The community benefit charge could be the most significant of all the proposed changes. In the current Planning Act, “Section 37/Community Benefits” are known as bonus zoning, applying to sites that see height and density increases, beyond current zoning. The Developer contributes a portion of the land value uplift to help off-set the impact of this unexpected and increased development. This puts the amount back into the community that is receiving the extra height/density. The Bill proposes that the term “Community Benefit” include: Section 37 contributions, soft services development charges (e.g. library, recreation and parks, and other services traditionally subject to the statutory ten per cent deduction under the Development Charges Act, 1997); and payment in lieu of parkland dedication.

The legislation indicates the new “Community Benefit” will be capped at a prescribed percentage of the value of the lands, rather than a per-unit type of charge. If the cap reduces what the City can collect, there could be impacts on the tax base or service levels. MIRANET suggests the value of land bears no relationship to the projected number of residents living on that land who will require Municipal services.  A Complete Community has parks, libraries, and recreation facilities which make it a liveable community.  The Premier’s Bill 108 will deny us these benefits. WHO WANTS TO LIVE IN A CONCRETE JUNGLE?

The shortened time lines under the proposed streamlined Ontario Municipal Board (OMB) will no longer allow for meaningful public consultation and will generate much greater staffing and resource requirements for the City’s Planning Department. Municipalities are already struggling to meet the current timelines. This will cost more money. WILL THE PROVINCE COVER THESE COSTS? 

After years of public and stakeholder consultation, the Province implemented changes to the seriously flawed OMB model, introducing the Local Planning Appeal Tribunal (LPAT) that gives more power to Municipalities and residents. The Province’s new model returns power to Developers. WILL BILL 108 HAVE THE EFFECT OF TAX PAYERS PARTIALLY FUNDING DEVELOPMENTS? WE CERTAINLY HOPE NOT.

DOES BEING OPEN FOR BUSINESS MEAN TAXPAYERS ARE EXPECTED TO FOOT THE BILL? IS THIS GOVERNMENT FOR THE PEOPLE?

MIRANET

Mississauga Residents’ Association Network

Mississauga’s Proposed Parking Master Plan Now Available for Public Comment

The City of Mississauga’s proposed Parking Master Plan, “Parking Matters” is now available for public comment. 

The master plan details how community parking will evolve as the City continues to grow and transform. The plan’s content reflects the input received during extensive public and stakeholder consultation staff conducted over the past two years.

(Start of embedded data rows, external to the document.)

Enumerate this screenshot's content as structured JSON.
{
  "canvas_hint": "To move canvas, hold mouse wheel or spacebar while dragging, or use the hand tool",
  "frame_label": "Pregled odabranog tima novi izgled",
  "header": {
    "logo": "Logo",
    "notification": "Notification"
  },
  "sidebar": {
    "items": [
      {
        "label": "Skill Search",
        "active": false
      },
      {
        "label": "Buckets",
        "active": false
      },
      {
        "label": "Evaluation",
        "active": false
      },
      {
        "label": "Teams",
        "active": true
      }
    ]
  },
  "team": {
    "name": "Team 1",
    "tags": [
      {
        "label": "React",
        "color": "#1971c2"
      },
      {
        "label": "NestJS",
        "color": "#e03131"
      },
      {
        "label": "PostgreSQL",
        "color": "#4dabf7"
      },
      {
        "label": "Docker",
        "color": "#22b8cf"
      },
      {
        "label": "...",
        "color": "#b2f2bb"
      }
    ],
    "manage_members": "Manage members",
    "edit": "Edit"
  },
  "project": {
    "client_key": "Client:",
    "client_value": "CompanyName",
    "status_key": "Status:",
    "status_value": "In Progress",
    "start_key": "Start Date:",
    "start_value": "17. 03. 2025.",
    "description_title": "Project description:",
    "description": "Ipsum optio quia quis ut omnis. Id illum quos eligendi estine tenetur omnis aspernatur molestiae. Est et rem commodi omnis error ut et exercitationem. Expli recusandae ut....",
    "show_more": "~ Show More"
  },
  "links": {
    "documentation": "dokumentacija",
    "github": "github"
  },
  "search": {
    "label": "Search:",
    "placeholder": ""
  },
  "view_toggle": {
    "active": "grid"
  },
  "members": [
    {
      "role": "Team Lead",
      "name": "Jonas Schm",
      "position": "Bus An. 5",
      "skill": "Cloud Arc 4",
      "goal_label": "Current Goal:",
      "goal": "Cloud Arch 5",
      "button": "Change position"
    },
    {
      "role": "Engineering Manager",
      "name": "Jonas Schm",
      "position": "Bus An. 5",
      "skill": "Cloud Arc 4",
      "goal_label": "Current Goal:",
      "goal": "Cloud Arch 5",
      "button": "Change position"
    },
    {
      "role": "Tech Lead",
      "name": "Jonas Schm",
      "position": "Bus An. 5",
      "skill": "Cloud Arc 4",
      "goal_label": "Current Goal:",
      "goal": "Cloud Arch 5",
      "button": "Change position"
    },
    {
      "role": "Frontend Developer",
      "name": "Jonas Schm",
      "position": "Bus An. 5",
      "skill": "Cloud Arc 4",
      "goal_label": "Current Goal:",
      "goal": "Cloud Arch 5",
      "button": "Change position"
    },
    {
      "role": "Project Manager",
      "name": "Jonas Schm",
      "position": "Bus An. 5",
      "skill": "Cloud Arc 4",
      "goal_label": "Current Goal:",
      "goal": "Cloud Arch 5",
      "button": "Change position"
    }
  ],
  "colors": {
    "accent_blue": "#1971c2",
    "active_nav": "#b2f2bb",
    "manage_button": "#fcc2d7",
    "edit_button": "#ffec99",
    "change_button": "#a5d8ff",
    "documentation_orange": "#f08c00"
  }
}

“The Parking Master Plan and Implementation Strategy looks at all aspects of parking in Mississauga,” said Andy Harvey, Director, Traffic Management and Municipal Parking. “Parkingpolicy, planning, funding and emerging technologies were studied to develop an approach to parking that is made for Mississauga.The Parking Master Plan will help improve efficiency, manage parking in the future and better align public and private parking with transportation and economic development goals across the City.” 

The master plan provides short and long-term recommendations focused on 10 themes. These include Municipal Parking Provisions and Management, Funding and Finance, Safety and Accessibility and Technology and Innovation.

Visit the Parking Matters website to provide comments. All input received by May 31 will be considered. 

The master plan will go to General Committee for approval on June 12.

Learn more about Parking Matters in Mississauga.